--- MATERIAL PROVIDED Enclosed Below ---
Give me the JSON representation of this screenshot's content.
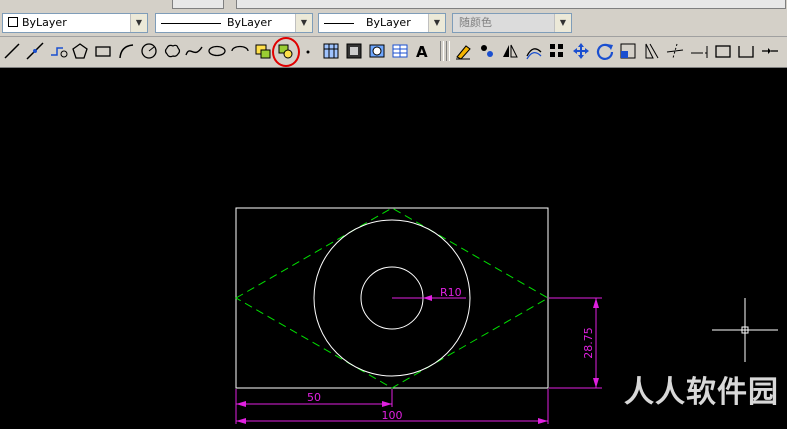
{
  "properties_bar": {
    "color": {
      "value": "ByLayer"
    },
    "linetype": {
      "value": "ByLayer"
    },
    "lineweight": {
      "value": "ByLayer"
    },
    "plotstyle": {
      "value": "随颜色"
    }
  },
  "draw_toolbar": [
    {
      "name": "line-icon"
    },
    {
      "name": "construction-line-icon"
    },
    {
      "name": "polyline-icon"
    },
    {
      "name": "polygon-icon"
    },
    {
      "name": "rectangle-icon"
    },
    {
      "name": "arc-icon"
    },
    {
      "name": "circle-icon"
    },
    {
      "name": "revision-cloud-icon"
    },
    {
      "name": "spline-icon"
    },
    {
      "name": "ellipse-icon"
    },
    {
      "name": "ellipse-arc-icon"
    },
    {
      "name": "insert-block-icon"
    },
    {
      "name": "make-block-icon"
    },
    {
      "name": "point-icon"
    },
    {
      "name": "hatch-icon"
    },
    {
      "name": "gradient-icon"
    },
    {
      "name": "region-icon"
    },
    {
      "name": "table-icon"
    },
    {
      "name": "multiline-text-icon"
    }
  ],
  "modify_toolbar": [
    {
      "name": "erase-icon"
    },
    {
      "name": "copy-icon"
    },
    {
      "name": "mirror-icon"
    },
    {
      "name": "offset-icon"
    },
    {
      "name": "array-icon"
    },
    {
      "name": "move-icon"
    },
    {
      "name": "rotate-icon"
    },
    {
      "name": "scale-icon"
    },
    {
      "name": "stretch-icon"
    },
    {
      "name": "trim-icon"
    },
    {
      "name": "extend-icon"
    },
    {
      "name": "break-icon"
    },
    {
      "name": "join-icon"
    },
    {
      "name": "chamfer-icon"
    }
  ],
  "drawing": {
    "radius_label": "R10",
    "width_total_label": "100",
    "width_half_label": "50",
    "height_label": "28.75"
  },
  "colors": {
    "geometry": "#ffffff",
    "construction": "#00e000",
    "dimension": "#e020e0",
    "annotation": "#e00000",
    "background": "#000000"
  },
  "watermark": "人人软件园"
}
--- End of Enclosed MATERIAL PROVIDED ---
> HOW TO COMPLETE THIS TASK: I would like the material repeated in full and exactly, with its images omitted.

> TASK SOLUTION:
Give me the JSON representation of this screenshot's content.
{
  "properties_bar": {
    "color": {
      "value": "ByLayer"
    },
    "linetype": {
      "value": "ByLayer"
    },
    "lineweight": {
      "value": "ByLayer"
    },
    "plotstyle": {
      "value": "随颜色"
    }
  },
  "draw_toolbar": [
    {
      "name": "line-icon"
    },
    {
      "name": "construction-line-icon"
    },
    {
      "name": "polyline-icon"
    },
    {
      "name": "polygon-icon"
    },
    {
      "name": "rectangle-icon"
    },
    {
      "name": "arc-icon"
    },
    {
      "name": "circle-icon"
    },
    {
      "name": "revision-cloud-icon"
    },
    {
      "name": "spline-icon"
    },
    {
      "name": "ellipse-icon"
    },
    {
      "name": "ellipse-arc-icon"
    },
    {
      "name": "insert-block-icon"
    },
    {
      "name": "make-block-icon"
    },
    {
      "name": "point-icon"
    },
    {
      "name": "hatch-icon"
    },
    {
      "name": "gradient-icon"
    },
    {
      "name": "region-icon"
    },
    {
      "name": "table-icon"
    },
    {
      "name": "multiline-text-icon"
    }
  ],
  "modify_toolbar": [
    {
      "name": "erase-icon"
    },
    {
      "name": "copy-icon"
    },
    {
      "name": "mirror-icon"
    },
    {
      "name": "offset-icon"
    },
    {
      "name": "array-icon"
    },
    {
      "name": "move-icon"
    },
    {
      "name": "rotate-icon"
    },
    {
      "name": "scale-icon"
    },
    {
      "name": "stretch-icon"
    },
    {
      "name": "trim-icon"
    },
    {
      "name": "extend-icon"
    },
    {
      "name": "break-icon"
    },
    {
      "name": "join-icon"
    },
    {
      "name": "chamfer-icon"
    }
  ],
  "drawing": {
    "radius_label": "R10",
    "width_total_label": "100",
    "width_half_label": "50",
    "height_label": "28.75"
  },
  "colors": {
    "geometry": "#ffffff",
    "construction": "#00e000",
    "dimension": "#e020e0",
    "annotation": "#e00000",
    "background": "#000000"
  },
  "watermark": "人人软件园"
}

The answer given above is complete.